Doctors and nurses who speak out about the lack of personal protection equipment for hospital staff are being threatened with dismissal, they have said, raising fears that health authorities are trying to hide the extent of the crisis.
Kat Lay | Katie Gibbons www.thetimes.co.uk
In a letter to the prime minister, 10,000 NHS staff demanded better protection. The government and health service chiefs insist there are adequate supplies of personal protective equipment (PPE) and say remaining delivery issues are being resolved.
However, in the first acknowledgement that there is a problem when the authorities sought to assure the public there was not, Dr Jenny Harries, the deputy chief medical officer, admitted she had “optimistically” said ten days ago that issues with PPE had been resolved but they had since reoccurred.
She said: “The distribution element has been a little bit tricky at times and we have now taken a whole strand of the logistics, including with the army’s support actually, out so that we are developing a UK position on that stock and distribution flow.”
The army has been brought in to move equipment around the country, while officials have adopted a “push” model of sending supplies to hospitals even before they are requested. However, some frontline staff continue to report being without protective equipment. They also say they have concerns about whether Public Health England guidance on what to wear is sufficient, as in some cases it appears to conflict with World Health Organisation rules.
Dr Rinesh Parmar, chairman of the Doctors’ Association UK, said their inbox was filling up with emails from people concerned about the issue but “being told they are going to lose their job if they post about it on social media”.
He said: “They raise concerns internally and nothing happens. It feels like those concerns land on deaf ears. They then take to social media and get told their social media is being monitored and they are going to lose their jobs.
“At a time when we need every single doctor on the front line, doing what they can, it is just not helpful for people to be afraid.” The authorities had been expected to update PPE guidance over the weekend, but they were flooded with more than 1,000 responses to a draft sent out to professional bodies. The Times understands Public Health England expects to release a new version today. Professor Martin Marshall, chairman of the Royal College of General Practitioners, said the draft had been “vague” on exactly when GPs should wear protective equipment.
Amid reports that community groups were responding to shortages with efforts such as sewing scrubs or 3d-printing visors an expert warned that new equipment could prove “worse than nothing” if not properly produced. Dr Al Edwards of Reading University said: “Poorly functioning equipment that only gives the false promise of protection could be worse than nothing.” There was no reason, however, why local small-scale production should not help if overseen by experts.
Ten thousand NHS workers are among 20,000 signatories to a letter asking for Boris Johnson to ensure all frontline medical staff have the correct face masks, goggles, gowns and gloves.
A consultant in Gloucestershire said: “Our ward covers confirmed Covid-19-positive patients.

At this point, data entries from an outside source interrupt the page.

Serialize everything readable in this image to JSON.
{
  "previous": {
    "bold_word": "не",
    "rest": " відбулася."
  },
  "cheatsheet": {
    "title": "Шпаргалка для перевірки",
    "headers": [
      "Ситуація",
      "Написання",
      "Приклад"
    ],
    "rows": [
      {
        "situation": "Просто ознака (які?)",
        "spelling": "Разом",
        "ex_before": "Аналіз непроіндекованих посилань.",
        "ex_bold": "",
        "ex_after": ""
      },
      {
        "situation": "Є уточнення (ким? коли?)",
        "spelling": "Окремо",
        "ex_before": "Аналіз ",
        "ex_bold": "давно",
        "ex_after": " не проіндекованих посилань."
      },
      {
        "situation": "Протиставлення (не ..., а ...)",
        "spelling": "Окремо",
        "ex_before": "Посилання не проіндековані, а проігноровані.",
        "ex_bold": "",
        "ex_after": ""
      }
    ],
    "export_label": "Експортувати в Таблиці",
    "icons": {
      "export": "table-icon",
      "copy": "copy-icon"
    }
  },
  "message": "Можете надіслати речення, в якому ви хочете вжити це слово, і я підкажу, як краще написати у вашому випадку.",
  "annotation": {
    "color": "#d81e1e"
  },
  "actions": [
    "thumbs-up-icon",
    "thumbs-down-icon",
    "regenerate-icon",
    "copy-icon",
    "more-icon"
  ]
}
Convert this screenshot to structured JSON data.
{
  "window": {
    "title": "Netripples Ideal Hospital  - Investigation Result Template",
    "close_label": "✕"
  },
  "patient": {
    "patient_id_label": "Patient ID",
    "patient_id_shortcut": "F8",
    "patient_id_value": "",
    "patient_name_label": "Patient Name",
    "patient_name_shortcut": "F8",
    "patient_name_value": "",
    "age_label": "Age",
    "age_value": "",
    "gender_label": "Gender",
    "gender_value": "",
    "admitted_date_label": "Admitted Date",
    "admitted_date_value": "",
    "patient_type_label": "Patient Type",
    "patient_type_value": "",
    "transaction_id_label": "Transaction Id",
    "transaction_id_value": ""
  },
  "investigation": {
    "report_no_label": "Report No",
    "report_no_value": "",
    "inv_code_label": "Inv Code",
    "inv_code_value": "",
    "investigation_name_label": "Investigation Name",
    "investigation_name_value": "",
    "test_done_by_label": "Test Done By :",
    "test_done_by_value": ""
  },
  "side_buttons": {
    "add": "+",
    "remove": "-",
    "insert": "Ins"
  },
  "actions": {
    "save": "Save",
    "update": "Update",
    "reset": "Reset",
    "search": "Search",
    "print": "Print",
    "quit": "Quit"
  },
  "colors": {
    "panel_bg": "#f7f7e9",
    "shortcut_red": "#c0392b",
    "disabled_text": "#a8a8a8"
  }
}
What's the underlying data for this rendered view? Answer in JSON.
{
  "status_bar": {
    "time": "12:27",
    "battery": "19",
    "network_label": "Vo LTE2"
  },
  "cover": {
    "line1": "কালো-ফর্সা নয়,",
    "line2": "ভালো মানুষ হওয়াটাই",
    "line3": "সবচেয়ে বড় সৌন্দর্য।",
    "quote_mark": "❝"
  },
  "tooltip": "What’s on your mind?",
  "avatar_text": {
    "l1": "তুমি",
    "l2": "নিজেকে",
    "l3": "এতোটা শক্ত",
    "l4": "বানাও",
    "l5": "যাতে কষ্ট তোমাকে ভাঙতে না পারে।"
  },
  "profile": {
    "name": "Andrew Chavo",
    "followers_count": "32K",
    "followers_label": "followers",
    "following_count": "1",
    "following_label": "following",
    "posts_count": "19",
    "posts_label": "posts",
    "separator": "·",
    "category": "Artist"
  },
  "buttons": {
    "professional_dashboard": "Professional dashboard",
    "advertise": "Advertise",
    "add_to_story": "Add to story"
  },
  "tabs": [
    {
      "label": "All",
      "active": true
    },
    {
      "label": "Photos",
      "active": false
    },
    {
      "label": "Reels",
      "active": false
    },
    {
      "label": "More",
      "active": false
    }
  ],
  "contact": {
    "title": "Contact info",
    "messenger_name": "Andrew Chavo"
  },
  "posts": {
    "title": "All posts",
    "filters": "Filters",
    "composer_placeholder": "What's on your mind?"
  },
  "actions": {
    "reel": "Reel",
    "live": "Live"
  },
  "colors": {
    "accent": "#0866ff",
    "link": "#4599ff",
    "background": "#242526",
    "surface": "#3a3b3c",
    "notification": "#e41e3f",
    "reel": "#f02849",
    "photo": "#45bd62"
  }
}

I was on it all weekend. We only have plastic aprons, gloves and surgical masks. There is one shared visor per bay [of six patients] for all healthcare workers. No gowns.”
Dr Julia Patterson, of EveryDoctor, co-ordinating the letter, said: “Patients are dying, healthcare workers are dying. It’s time to act.”
One London paramedic said the plastic apron, gloves and surgical mask that he had been issued would be more suitable for people making sandwiches. “It feels like every day I’m exposing myself and potentially my family to this virus,” he told the BBC.
A London Ambulance Service spokesman said: “We have sufficient stocks of protective equipment for staff.” An NHS spokesman said: “Staff continue to speak in a personal, trade union or professional body capacity, and it is self-evident from print and broadcast media coverage throughout this incident that staff are able and do in fact speak freely.”